5 tips for telling your children about your divorce
On behalf of Jamie Hodges
Parents in North Carolina going through a divorce should know how to appropriately break the news to their children.
Parents in North Carolina going through a divorce understandably have concerns about how to break the news to their children. According to an article from the American Academy of Matrimonial Lawyers, there is a significant problem in the way parents are failing to prepare children for the upcoming changes. It states that a study found the following:
- Twenty-three percent of affected children are told nothing about divorce.
- In only 17 percent of cases did the parents talk to the child or children together.
- Approximately 45 percent of children who were told about the separation received very little information.
Further, only 5 percent of the children in the study were able to ask their parents questions.
The good news is that parents are in complete control of ensuring their children are informed and their concerns are addressed, which helps the children deal with the end of their parents’ marriage. Below are some tips to guide those conversations:
1. Talk as a family
Whenever possible, parents should talk to the children together about the divorce instead of separately. Kids often have anxiety about the separation that is about to take place. When parents break the news together, it presents a united front that is often assuring to children.
2. Be honest, but not candid
Older children especially are able to tell when a parent is not being honest. They may ask questions as to why the divorce is happening or which parent they will live with. To a point, parents should be upfront with information. However, the details of why the marriage is ending do not need to be shared, especially if it involves infidelity or other sensitive issues. Instead, parents may respond to children with answers such as, “We still love you, but we are no longer in love with each other.”
3. Be prepared for any reaction
Each child may respond differently to the news of the divorce. Some may become angry, others may be sad, others may appear withdrawn or even indifferent. Each of these emotions is normal. However, parents should keep an eye on any out-of-the-ordinary behavior that could indicate the child is not handling the situation well. If there are red flags, parents should seek help.
4. Consider counseling
In addition to the parents themselves perhaps needing individual counseling to cope with the changes, children may also benefit from working with a professional. There are family therapists who help children process their emotions and adjust to their new situation.
5. Avoid negative talk
Lastly, parents should refrain from speaking poorly about each other in front of or to the children. In most cases, children benefit from a positive relationship with each parent. Trying to paint each other in a negative light ultimately harms the child.

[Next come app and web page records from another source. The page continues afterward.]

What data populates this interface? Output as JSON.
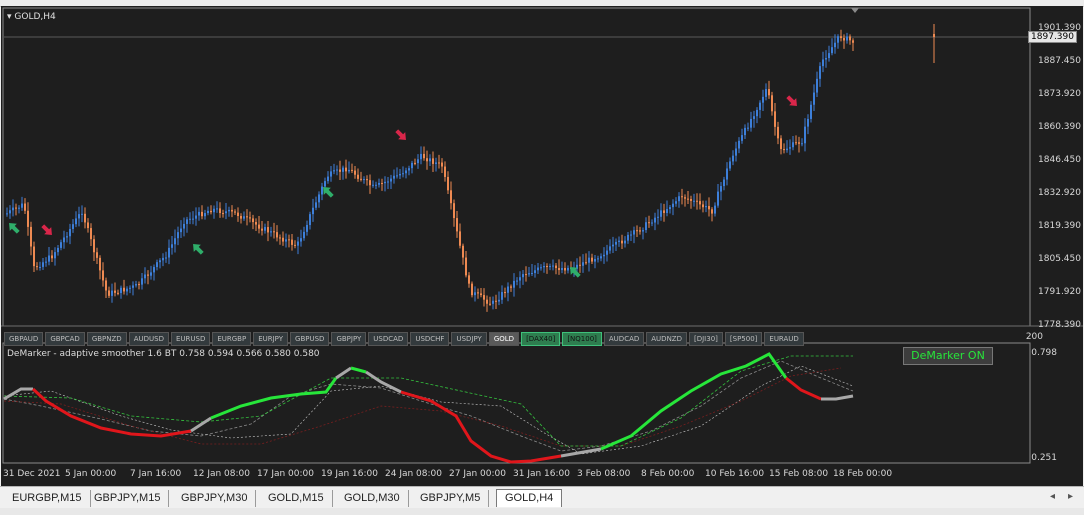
{
  "chart": {
    "title": "GOLD,H4",
    "current_price": "1897.390",
    "price_labels": [
      "1901.390",
      "1887.450",
      "1873.920",
      "1860.390",
      "1846.450",
      "1832.920",
      "1819.390",
      "1805.450",
      "1791.920",
      "1778.390"
    ],
    "indicator_title": "DeMarker - adaptive smoother 1.6  BT  0.758 0.594 0.566 0.580 0.580",
    "indicator_labels": [
      "0.798",
      "0.251",
      "200"
    ],
    "demarker_button": "DeMarker ON",
    "time_labels": [
      "31 Dec 2021",
      "5 Jan 00:00",
      "7 Jan 16:00",
      "12 Jan 08:00",
      "17 Jan 00:00",
      "19 Jan 16:00",
      "24 Jan 08:00",
      "27 Jan 00:00",
      "31 Jan 16:00",
      "3 Feb 08:00",
      "8 Feb 00:00",
      "10 Feb 16:00",
      "15 Feb 08:00",
      "18 Feb 00:00"
    ],
    "symbols": [
      {
        "label": "GBPAUD",
        "state": "normal"
      },
      {
        "label": "GBPCAD",
        "state": "normal"
      },
      {
        "label": "GBPNZD",
        "state": "normal"
      },
      {
        "label": "AUDUSD",
        "state": "normal"
      },
      {
        "label": "EURUSD",
        "state": "normal"
      },
      {
        "label": "EURGBP",
        "state": "normal"
      },
      {
        "label": "EURJPY",
        "state": "normal"
      },
      {
        "label": "GBPUSD",
        "state": "normal"
      },
      {
        "label": "GBPJPY",
        "state": "normal"
      },
      {
        "label": "USDCAD",
        "state": "normal"
      },
      {
        "label": "USDCHF",
        "state": "normal"
      },
      {
        "label": "USDJPY",
        "state": "normal"
      },
      {
        "label": "GOLD",
        "state": "active"
      },
      {
        "label": "[DAX40]",
        "state": "green"
      },
      {
        "label": "[NQ100]",
        "state": "green"
      },
      {
        "label": "AUDCAD",
        "state": "normal"
      },
      {
        "label": "AUDNZD",
        "state": "normal"
      },
      {
        "label": "[DJI30]",
        "state": "normal"
      },
      {
        "label": "[SP500]",
        "state": "normal"
      },
      {
        "label": "EURAUD",
        "state": "normal"
      }
    ],
    "colors": {
      "bull": "#3d7fd9",
      "bear": "#ee8a52",
      "arrow_up": "#2fae6a",
      "arrow_down": "#d9264a",
      "line_up": "#27e63a",
      "line_down": "#e0161b",
      "line_neutral": "#a8a8a8"
    }
  },
  "tabs": [
    {
      "label": "EURGBP,M15",
      "active": false
    },
    {
      "label": "GBPJPY,M15",
      "active": false
    },
    {
      "label": "GBPJPY,M30",
      "active": false
    },
    {
      "label": "GOLD,M15",
      "active": false
    },
    {
      "label": "GOLD,M30",
      "active": false
    },
    {
      "label": "GBPJPY,M5",
      "active": false
    },
    {
      "label": "GOLD,H4",
      "active": true
    }
  ],
  "nav": {
    "prev": "◂",
    "next": "▸"
  }
}
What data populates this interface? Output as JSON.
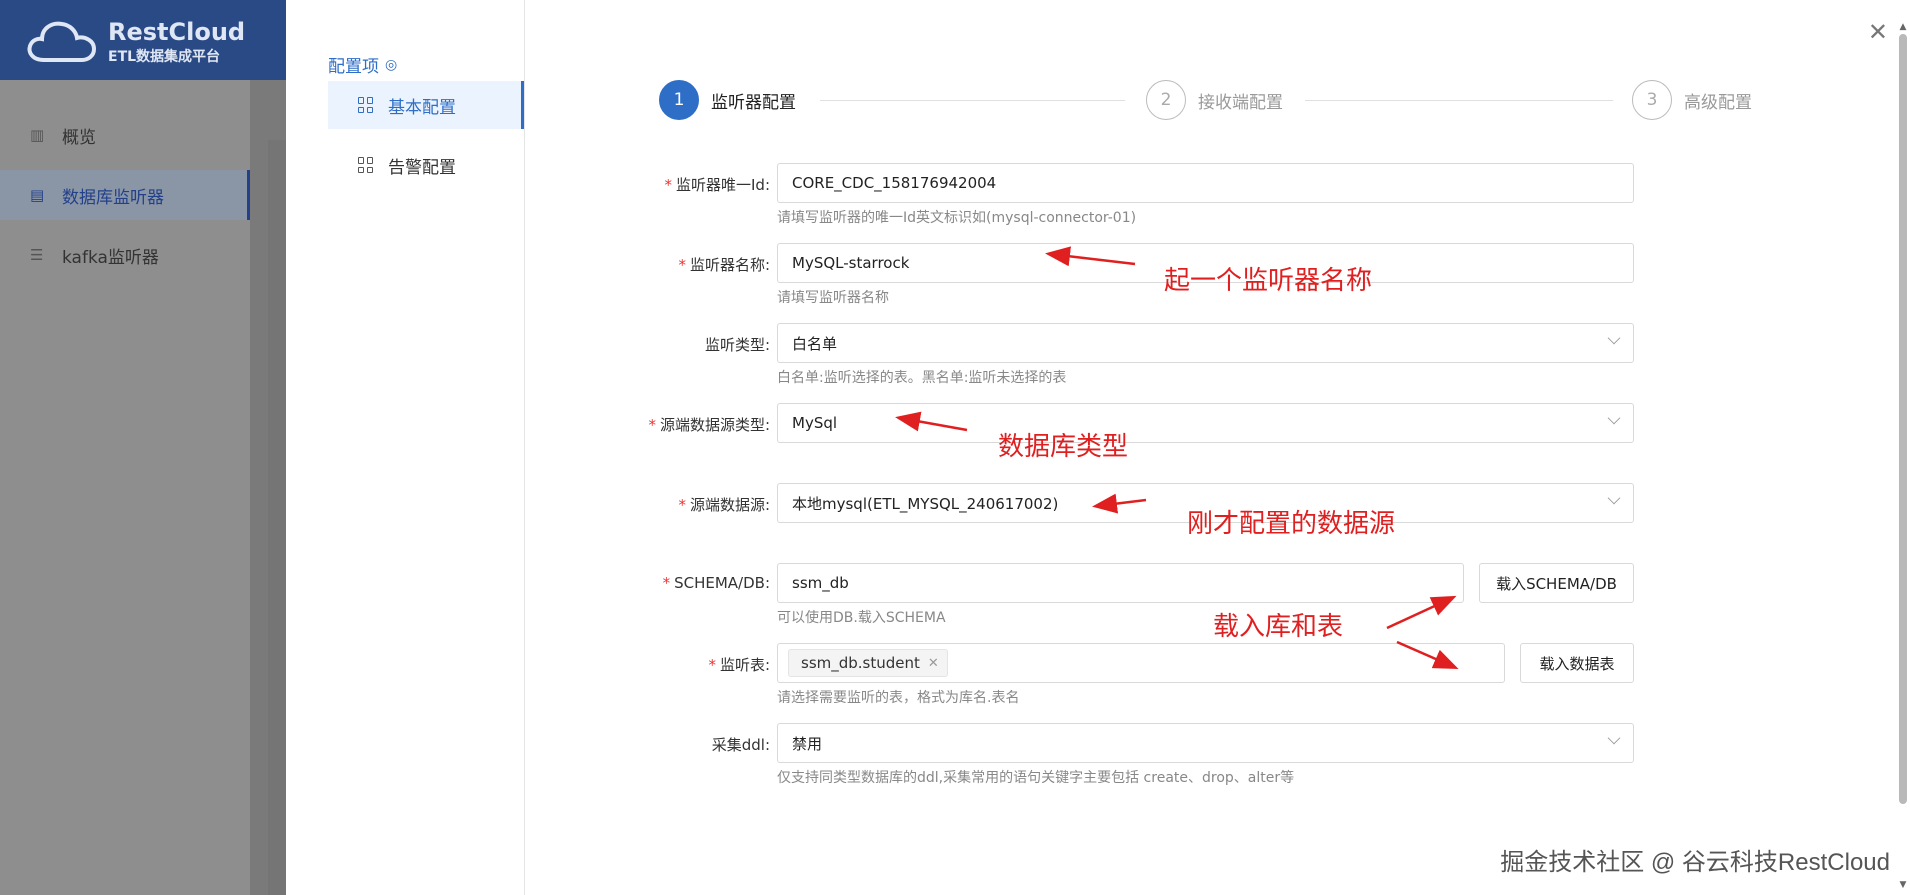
{
  "app": {
    "brand": "RestCloud",
    "subtitle": "ETL数据集成平台",
    "nav": [
      {
        "label": "概览",
        "icon": "bar-chart-icon"
      },
      {
        "label": "数据库监听器",
        "icon": "document-icon"
      },
      {
        "label": "kafka监听器",
        "icon": "list-icon"
      }
    ]
  },
  "drawer": {
    "side_title": "配置项",
    "side_items": [
      {
        "label": "基本配置",
        "active": true
      },
      {
        "label": "告警配置",
        "active": false
      }
    ],
    "steps": [
      {
        "num": "1",
        "label": "监听器配置"
      },
      {
        "num": "2",
        "label": "接收端配置"
      },
      {
        "num": "3",
        "label": "高级配置"
      }
    ],
    "form": {
      "listener_id": {
        "label": "监听器唯一Id:",
        "value": "CORE_CDC_158176942004",
        "help": "请填写监听器的唯一Id英文标识如(mysql-connector-01)"
      },
      "listener_name": {
        "label": "监听器名称:",
        "value": "MySQL-starrock",
        "help": "请填写监听器名称"
      },
      "listen_type": {
        "label": "监听类型:",
        "value": "白名单",
        "help": "白名单:监听选择的表。黑名单:监听未选择的表"
      },
      "source_type": {
        "label": "源端数据源类型:",
        "value": "MySql"
      },
      "source": {
        "label": "源端数据源:",
        "value": "本地mysql(ETL_MYSQL_240617002)"
      },
      "schema": {
        "label": "SCHEMA/DB:",
        "value": "ssm_db",
        "help": "可以使用DB.载入SCHEMA",
        "button": "载入SCHEMA/DB"
      },
      "tables": {
        "label": "监听表:",
        "tag": "ssm_db.student",
        "help": "请选择需要监听的表，格式为库名.表名",
        "button": "载入数据表"
      },
      "ddl": {
        "label": "采集ddl:",
        "value": "禁用",
        "help": "仅支持同类型数据库的ddl,采集常用的语句关键字主要包括 create、drop、alter等"
      }
    }
  },
  "annotations": {
    "name": "起一个监听器名称",
    "dbtype": "数据库类型",
    "source": "刚才配置的数据源",
    "load": "载入库和表"
  },
  "watermark": "掘金技术社区 @ 谷云科技RestCloud",
  "colors": {
    "accent": "#2f6ec7",
    "annotation": "#e02020",
    "header": "#2a4a86"
  }
}
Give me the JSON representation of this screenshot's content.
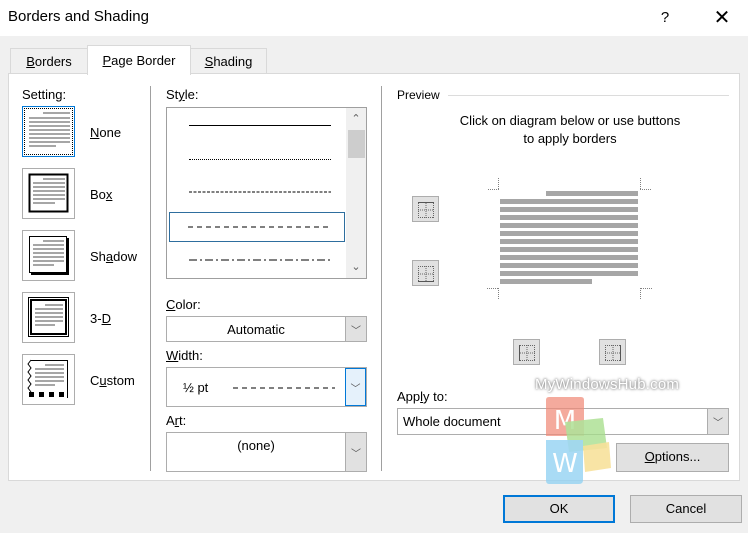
{
  "window": {
    "title": "Borders and Shading",
    "help_label": "?",
    "close_label": "✕"
  },
  "tabs": [
    {
      "label_pre": "",
      "label_u": "B",
      "label_post": "orders",
      "active": false
    },
    {
      "label_pre": "",
      "label_u": "P",
      "label_post": "age Border",
      "active": true
    },
    {
      "label_pre": "",
      "label_u": "S",
      "label_post": "hading",
      "active": false
    }
  ],
  "setting": {
    "heading": "Setting:",
    "items": [
      {
        "pre": "",
        "u": "N",
        "post": "one",
        "icon": "setting-none-icon",
        "selected": true
      },
      {
        "pre": "Bo",
        "u": "x",
        "post": "",
        "icon": "setting-box-icon",
        "selected": false
      },
      {
        "pre": "Sh",
        "u": "a",
        "post": "dow",
        "icon": "setting-shadow-icon",
        "selected": false
      },
      {
        "pre": "3-",
        "u": "D",
        "post": "",
        "icon": "setting-3d-icon",
        "selected": false
      },
      {
        "pre": "C",
        "u": "u",
        "post": "stom",
        "icon": "setting-custom-icon",
        "selected": false
      }
    ]
  },
  "style": {
    "label_pre": "St",
    "label_u": "y",
    "label_post": "le:",
    "items": [
      "solid",
      "dotted",
      "dashed-small",
      "dashed",
      "dash-dot"
    ],
    "selected_index": 3,
    "scroll_up": "⌃",
    "scroll_down": "⌄"
  },
  "color": {
    "label_pre": "",
    "label_u": "C",
    "label_post": "olor:",
    "value": "Automatic"
  },
  "width": {
    "label_pre": "",
    "label_u": "W",
    "label_post": "idth:",
    "value": "½ pt"
  },
  "art": {
    "label_pre": "A",
    "label_u": "r",
    "label_post": "t:",
    "value": "(none)"
  },
  "preview": {
    "legend": "Preview",
    "hint_line1": "Click on diagram below or use buttons",
    "hint_line2": "to apply borders"
  },
  "apply_to": {
    "label_pre": "App",
    "label_u": "l",
    "label_post": "y to:",
    "value": "Whole document"
  },
  "buttons": {
    "options_pre": "",
    "options_u": "O",
    "options_post": "ptions...",
    "ok": "OK",
    "cancel": "Cancel",
    "dropdown_arrow": "﹀"
  },
  "watermark": {
    "text": "MyWindowsHub.com",
    "m": "M",
    "w": "W",
    "colors": {
      "m": "#f08a78",
      "green": "#a5dd8a",
      "w": "#8fd0f2",
      "yellow": "#f6dc8a"
    }
  }
}
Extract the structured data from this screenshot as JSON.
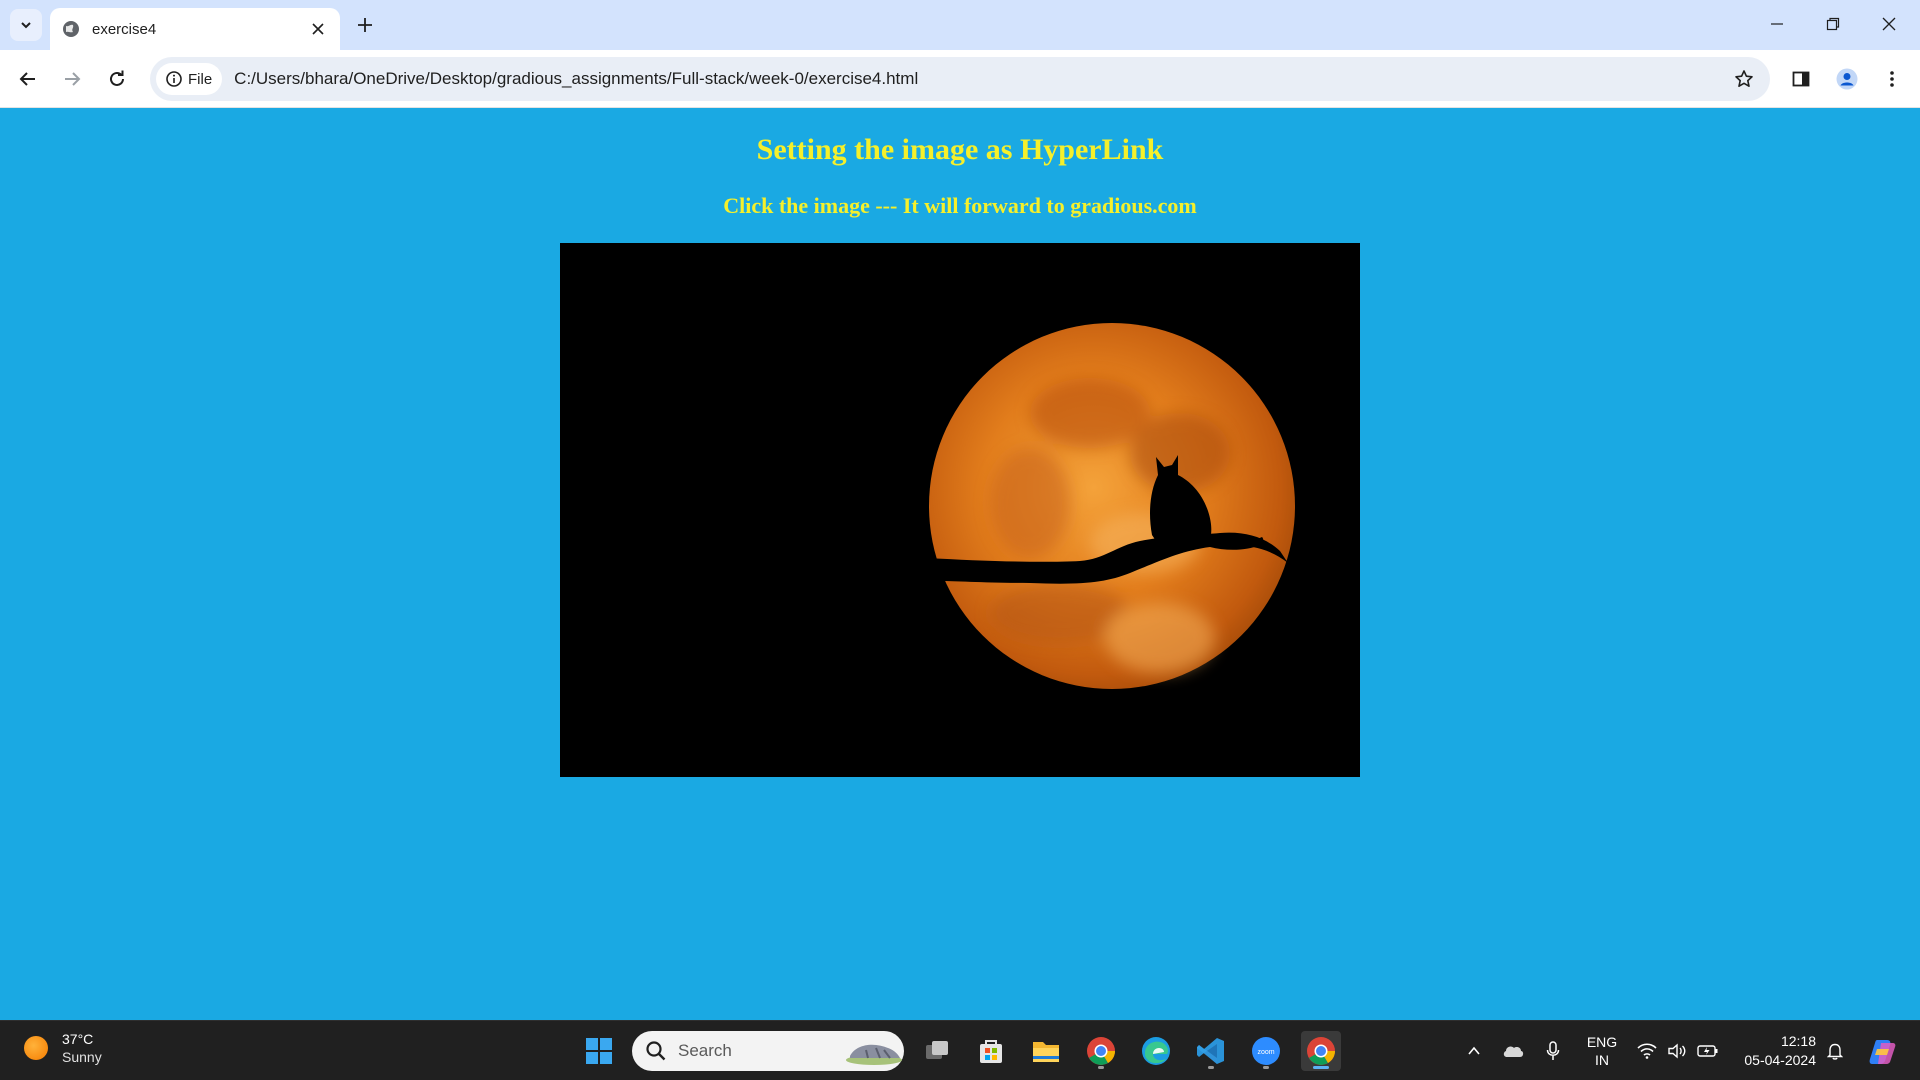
{
  "browser": {
    "tab_title": "exercise4",
    "address_chip": "File",
    "url": "C:/Users/bhara/OneDrive/Desktop/gradious_assignments/Full-stack/week-0/exercise4.html"
  },
  "page": {
    "heading": "Setting the image as HyperLink",
    "subheading": "Click the image --- It will forward to gradious.com",
    "background_color": "#1aa9e3",
    "text_color": "#f5f02b"
  },
  "taskbar": {
    "weather_temp": "37°C",
    "weather_desc": "Sunny",
    "search_label": "Search",
    "lang_primary": "ENG",
    "lang_secondary": "IN",
    "time": "12:18",
    "date": "05-04-2024",
    "pinned_apps": [
      "windows-start",
      "task-view",
      "microsoft-store",
      "file-explorer",
      "chrome",
      "edge",
      "vscode",
      "zoom",
      "chrome-active"
    ]
  }
}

In addition to the children, there are many other questions and concerns that the end of a marriage creates. Anyone who has concerns about this topic should speak with a family law attorney in North Carolina.